Justin Forsett continued to do a lot with less, averaging 10 yards on his six carries.
“Justin Forsett was on fire yesterday,” Carroll said. “He had a big role in what was going on, as well as Marshawn. They kind of fit real well together in this game.”
The return of fullback Michael Robinson after missing five games with a strained hamstring also helped, and so did his 14-yard run on his only carry.
“I don’t know what changed, other than we started to get some bigger plays,” Carroll said.
On the 78-yard drive in the fourth quarter to the Seahawks’ fourth touchdown, Robinson had his 14-yarder; Forsett added a 19-yarder and Lynch took it the final 22 for the score.
“I think wearing them down a little bit helped us,” Carroll said. “We stayed with it. We got 31 carries in the game, which is great. It gave us a chance to adjust as the game went on. We’ve had some games where we’ve had way less (carries) than that.
“The running backs got to see the looks a little more. The linemen got to see what they we doing. Just as we went through it, we felt more comfortable coming off the football late in the game.”
Another plus was playing with the same combination on the line in back-to-back games for only the third time this season – left tackle Russell Okung, left guard Mike Gibson, center Chris Spencer, right guard Stacy Andrews and right tackle Sean Locklear.
The linemen broke out their large hammers when the Seahawks got close to the goal line, as Lynch scored twice on 1-yard runs. They scored touchdowns on both their red-zone possessions in the second half. This after getting only four touchdowns in 15 trips inside the oppositions’ 20-yard line in their previous five games – four of them losses.
“It was a great feeling,” Carroll said. “We need to understand that we can do that and do that well.
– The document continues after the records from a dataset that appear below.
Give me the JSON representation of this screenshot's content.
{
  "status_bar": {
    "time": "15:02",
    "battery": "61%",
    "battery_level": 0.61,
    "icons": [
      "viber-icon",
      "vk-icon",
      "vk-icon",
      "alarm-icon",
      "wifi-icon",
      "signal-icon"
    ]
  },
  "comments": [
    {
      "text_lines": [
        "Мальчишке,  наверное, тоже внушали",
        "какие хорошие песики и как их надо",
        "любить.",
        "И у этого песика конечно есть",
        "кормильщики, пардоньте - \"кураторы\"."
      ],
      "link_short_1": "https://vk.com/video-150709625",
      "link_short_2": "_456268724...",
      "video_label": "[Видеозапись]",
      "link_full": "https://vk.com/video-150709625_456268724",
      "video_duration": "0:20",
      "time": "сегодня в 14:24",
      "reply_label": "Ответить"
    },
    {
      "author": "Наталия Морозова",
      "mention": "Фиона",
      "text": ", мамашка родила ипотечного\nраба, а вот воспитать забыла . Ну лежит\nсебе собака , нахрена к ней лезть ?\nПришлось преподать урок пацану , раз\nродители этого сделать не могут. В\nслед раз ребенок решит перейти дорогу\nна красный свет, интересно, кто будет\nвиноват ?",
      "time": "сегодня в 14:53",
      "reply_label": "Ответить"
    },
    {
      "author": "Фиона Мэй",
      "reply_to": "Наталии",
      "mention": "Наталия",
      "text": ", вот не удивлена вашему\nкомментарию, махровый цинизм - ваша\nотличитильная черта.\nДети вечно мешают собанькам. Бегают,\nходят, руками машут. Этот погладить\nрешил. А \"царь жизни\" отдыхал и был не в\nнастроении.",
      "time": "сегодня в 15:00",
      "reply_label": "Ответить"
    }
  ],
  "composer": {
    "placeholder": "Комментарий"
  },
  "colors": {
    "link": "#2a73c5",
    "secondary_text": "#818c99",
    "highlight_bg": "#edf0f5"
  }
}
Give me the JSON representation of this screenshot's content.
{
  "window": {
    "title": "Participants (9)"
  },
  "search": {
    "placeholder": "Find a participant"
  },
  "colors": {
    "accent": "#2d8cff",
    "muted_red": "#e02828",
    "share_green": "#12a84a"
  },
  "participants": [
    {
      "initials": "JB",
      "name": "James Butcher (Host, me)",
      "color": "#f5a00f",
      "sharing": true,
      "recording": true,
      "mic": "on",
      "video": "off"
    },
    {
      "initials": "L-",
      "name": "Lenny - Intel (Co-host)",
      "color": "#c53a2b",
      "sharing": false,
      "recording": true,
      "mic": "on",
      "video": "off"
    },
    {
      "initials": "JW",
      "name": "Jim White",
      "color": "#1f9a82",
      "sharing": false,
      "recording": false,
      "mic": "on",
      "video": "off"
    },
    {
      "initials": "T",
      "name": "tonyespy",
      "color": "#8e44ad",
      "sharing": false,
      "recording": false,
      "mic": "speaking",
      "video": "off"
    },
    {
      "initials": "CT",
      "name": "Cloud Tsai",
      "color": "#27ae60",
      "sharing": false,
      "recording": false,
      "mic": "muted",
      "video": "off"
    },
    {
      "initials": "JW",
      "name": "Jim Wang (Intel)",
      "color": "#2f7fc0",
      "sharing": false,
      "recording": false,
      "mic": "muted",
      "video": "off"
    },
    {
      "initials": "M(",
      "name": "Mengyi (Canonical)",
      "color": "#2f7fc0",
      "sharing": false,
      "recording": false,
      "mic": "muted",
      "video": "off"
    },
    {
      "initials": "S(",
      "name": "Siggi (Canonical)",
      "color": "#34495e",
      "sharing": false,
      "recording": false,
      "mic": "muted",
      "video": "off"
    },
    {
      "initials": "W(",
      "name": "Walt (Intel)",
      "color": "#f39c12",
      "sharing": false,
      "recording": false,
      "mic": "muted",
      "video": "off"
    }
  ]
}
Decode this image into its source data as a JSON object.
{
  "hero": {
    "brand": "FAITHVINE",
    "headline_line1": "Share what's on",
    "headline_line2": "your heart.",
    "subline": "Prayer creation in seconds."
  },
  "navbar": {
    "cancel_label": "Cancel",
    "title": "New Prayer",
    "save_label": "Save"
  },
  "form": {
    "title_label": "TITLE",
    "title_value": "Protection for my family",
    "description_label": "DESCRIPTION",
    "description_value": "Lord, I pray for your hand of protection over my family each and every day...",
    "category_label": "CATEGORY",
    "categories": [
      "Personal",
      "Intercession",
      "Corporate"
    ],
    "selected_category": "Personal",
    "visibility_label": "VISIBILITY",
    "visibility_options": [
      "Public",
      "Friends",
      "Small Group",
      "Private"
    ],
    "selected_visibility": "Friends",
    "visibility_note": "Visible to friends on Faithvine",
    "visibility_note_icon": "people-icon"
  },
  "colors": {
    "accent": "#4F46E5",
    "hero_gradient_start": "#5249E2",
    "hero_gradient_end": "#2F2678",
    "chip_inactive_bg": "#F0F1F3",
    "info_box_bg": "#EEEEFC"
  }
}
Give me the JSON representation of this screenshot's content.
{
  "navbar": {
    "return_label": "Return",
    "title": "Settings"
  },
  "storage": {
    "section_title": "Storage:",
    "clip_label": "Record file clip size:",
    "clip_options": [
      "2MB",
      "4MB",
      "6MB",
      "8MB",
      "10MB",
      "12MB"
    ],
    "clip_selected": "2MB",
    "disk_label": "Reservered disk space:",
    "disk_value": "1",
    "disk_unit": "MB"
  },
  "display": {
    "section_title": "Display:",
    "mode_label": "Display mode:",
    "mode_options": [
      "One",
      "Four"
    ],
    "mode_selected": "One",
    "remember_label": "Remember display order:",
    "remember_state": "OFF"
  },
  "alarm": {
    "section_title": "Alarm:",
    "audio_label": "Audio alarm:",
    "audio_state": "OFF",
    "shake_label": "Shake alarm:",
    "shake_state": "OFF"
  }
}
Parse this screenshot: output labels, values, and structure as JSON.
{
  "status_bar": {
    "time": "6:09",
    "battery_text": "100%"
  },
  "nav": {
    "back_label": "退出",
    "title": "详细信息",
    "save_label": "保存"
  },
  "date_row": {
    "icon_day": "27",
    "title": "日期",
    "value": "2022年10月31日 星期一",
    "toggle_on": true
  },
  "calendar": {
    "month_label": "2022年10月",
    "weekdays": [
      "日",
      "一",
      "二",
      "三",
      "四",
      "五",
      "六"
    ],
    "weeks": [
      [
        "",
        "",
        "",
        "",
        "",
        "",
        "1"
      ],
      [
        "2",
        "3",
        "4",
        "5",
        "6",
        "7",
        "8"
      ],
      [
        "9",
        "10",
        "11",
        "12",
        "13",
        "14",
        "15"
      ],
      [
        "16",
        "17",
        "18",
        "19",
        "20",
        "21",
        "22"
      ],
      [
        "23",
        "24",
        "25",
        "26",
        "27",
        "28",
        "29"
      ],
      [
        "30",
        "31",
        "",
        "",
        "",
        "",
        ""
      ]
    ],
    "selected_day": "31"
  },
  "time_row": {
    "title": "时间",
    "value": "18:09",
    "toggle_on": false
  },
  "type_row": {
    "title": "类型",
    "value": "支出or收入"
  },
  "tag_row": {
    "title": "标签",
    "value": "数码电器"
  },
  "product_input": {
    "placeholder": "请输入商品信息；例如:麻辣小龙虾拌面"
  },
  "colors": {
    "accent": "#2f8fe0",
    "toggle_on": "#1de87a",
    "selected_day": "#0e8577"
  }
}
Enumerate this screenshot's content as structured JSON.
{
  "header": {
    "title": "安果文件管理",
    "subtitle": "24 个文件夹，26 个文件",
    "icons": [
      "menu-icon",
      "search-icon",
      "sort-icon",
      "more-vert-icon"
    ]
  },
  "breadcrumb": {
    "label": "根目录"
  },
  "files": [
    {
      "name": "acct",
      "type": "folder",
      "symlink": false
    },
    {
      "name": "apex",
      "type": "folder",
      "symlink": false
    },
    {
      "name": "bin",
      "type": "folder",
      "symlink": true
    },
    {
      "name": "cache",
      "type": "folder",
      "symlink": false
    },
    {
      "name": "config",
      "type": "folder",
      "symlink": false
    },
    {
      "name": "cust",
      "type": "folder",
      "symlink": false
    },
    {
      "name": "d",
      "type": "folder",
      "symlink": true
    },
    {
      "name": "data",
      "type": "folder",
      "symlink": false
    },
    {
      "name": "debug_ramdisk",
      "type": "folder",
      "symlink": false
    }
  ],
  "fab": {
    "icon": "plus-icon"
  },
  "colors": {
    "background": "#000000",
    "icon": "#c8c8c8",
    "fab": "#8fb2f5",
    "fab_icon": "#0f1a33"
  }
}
Given the opportunity, we came through. It’s good stuff for us.” Read